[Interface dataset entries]

----------

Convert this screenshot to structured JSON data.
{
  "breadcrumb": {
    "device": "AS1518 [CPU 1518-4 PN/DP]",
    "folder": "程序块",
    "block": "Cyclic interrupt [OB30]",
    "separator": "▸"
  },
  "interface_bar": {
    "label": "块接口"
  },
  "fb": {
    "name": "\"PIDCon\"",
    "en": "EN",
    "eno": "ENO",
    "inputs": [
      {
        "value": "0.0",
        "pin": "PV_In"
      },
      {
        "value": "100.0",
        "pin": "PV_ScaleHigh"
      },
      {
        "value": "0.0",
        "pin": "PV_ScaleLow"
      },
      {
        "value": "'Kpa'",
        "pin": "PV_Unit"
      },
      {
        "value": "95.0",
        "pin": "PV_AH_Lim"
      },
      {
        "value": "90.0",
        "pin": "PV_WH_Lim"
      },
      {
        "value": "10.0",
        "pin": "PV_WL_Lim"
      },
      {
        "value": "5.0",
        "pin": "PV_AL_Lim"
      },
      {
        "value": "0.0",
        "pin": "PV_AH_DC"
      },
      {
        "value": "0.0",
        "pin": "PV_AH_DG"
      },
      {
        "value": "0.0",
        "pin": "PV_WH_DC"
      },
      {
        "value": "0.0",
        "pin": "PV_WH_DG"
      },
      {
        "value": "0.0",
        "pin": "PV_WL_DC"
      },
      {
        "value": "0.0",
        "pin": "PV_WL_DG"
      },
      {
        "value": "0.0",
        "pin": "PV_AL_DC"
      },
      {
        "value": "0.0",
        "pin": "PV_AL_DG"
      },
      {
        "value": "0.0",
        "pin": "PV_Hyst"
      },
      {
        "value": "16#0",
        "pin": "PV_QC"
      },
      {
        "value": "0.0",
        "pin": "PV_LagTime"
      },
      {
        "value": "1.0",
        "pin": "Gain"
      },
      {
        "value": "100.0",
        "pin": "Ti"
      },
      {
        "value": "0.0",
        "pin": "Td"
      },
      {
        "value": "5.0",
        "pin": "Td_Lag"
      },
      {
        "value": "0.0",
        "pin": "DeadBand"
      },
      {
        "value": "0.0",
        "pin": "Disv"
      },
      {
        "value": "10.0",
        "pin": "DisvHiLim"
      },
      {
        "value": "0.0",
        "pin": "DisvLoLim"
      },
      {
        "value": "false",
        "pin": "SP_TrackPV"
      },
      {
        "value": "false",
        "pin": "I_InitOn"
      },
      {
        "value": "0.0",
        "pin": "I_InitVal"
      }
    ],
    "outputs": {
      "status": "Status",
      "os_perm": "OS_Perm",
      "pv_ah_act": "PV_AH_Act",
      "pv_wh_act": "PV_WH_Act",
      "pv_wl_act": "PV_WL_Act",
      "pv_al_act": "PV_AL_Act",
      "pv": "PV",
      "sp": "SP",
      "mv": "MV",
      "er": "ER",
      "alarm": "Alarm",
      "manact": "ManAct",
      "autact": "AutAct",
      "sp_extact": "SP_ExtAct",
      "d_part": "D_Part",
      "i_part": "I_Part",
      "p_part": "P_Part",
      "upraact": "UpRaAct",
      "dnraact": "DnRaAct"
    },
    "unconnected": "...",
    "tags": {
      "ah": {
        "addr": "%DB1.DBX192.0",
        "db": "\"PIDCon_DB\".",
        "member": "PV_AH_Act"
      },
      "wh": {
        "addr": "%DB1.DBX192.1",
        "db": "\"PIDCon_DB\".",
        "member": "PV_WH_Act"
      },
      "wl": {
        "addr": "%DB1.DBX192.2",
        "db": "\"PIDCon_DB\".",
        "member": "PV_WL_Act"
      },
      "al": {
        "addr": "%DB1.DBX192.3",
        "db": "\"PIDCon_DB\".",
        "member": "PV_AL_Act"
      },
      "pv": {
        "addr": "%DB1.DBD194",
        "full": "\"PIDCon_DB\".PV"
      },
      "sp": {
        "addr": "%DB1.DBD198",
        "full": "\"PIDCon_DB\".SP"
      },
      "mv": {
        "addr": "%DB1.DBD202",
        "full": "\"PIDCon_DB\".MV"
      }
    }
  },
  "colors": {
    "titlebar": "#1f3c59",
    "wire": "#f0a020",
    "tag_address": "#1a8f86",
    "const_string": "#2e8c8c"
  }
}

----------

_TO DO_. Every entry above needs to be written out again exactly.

_ANSWER TO THIS EXERCISE_.
Convert this screenshot to structured JSON data.
{
  "breadcrumb": {
    "device": "AS1518 [CPU 1518-4 PN/DP]",
    "folder": "程序块",
    "block": "Cyclic interrupt [OB30]",
    "separator": "▸"
  },
  "interface_bar": {
    "label": "块接口"
  },
  "fb": {
    "name": "\"PIDCon\"",
    "en": "EN",
    "eno": "ENO",
    "inputs": [
      {
        "value": "0.0",
        "pin": "PV_In"
      },
      {
        "value": "100.0",
        "pin": "PV_ScaleHigh"
      },
      {
        "value": "0.0",
        "pin": "PV_ScaleLow"
      },
      {
        "value": "'Kpa'",
        "pin": "PV_Unit"
      },
      {
        "value": "95.0",
        "pin": "PV_AH_Lim"
      },
      {
        "value": "90.0",
        "pin": "PV_WH_Lim"
      },
      {
        "value": "10.0",
        "pin": "PV_WL_Lim"
      },
      {
        "value": "5.0",
        "pin": "PV_AL_Lim"
      },
      {
        "value": "0.0",
        "pin": "PV_AH_DC"
      },
      {
        "value": "0.0",
        "pin": "PV_AH_DG"
      },
      {
        "value": "0.0",
        "pin": "PV_WH_DC"
      },
      {
        "value": "0.0",
        "pin": "PV_WH_DG"
      },
      {
        "value": "0.0",
        "pin": "PV_WL_DC"
      },
      {
        "value": "0.0",
        "pin": "PV_WL_DG"
      },
      {
        "value": "0.0",
        "pin": "PV_AL_DC"
      },
      {
        "value": "0.0",
        "pin": "PV_AL_DG"
      },
      {
        "value": "0.0",
        "pin": "PV_Hyst"
      },
      {
        "value": "16#0",
        "pin": "PV_QC"
      },
      {
        "value": "0.0",
        "pin": "PV_LagTime"
      },
      {
        "value": "1.0",
        "pin": "Gain"
      },
      {
        "value": "100.0",
        "pin": "Ti"
      },
      {
        "value": "0.0",
        "pin": "Td"
      },
      {
        "value": "5.0",
        "pin": "Td_Lag"
      },
      {
        "value": "0.0",
        "pin": "DeadBand"
      },
      {
        "value": "0.0",
        "pin": "Disv"
      },
      {
        "value": "10.0",
        "pin": "DisvHiLim"
      },
      {
        "value": "0.0",
        "pin": "DisvLoLim"
      },
      {
        "value": "false",
        "pin": "SP_TrackPV"
      },
      {
        "value": "false",
        "pin": "I_InitOn"
      },
      {
        "value": "0.0",
        "pin": "I_InitVal"
      }
    ],
    "outputs": {
      "status": "Status",
      "os_perm": "OS_Perm",
      "pv_ah_act": "PV_AH_Act",
      "pv_wh_act": "PV_WH_Act",
      "pv_wl_act": "PV_WL_Act",
      "pv_al_act": "PV_AL_Act",
      "pv": "PV",
      "sp": "SP",
      "mv": "MV",
      "er": "ER",
      "alarm": "Alarm",
      "manact": "ManAct",
      "autact": "AutAct",
      "sp_extact": "SP_ExtAct",
      "d_part": "D_Part",
      "i_part": "I_Part",
      "p_part": "P_Part",
      "upraact": "UpRaAct",
      "dnraact": "DnRaAct"
    },
    "unconnected": "...",
    "tags": {
      "ah": {
        "addr": "%DB1.DBX192.0",
        "db": "\"PIDCon_DB\".",
        "member": "PV_AH_Act"
      },
      "wh": {
        "addr": "%DB1.DBX192.1",
        "db": "\"PIDCon_DB\".",
        "member": "PV_WH_Act"
      },
      "wl": {
        "addr": "%DB1.DBX192.2",
        "db": "\"PIDCon_DB\".",
        "member": "PV_WL_Act"
      },
      "al": {
        "addr": "%DB1.DBX192.3",
        "db": "\"PIDCon_DB\".",
        "member": "PV_AL_Act"
      },
      "pv": {
        "addr": "%DB1.DBD194",
        "full": "\"PIDCon_DB\".PV"
      },
      "sp": {
        "addr": "%DB1.DBD198",
        "full": "\"PIDCon_DB\".SP"
      },
      "mv": {
        "addr": "%DB1.DBD202",
        "full": "\"PIDCon_DB\".MV"
      }
    }
  },
  "colors": {
    "titlebar": "#1f3c59",
    "wire": "#f0a020",
    "tag_address": "#1a8f86",
    "const_string": "#2e8c8c"
  }
}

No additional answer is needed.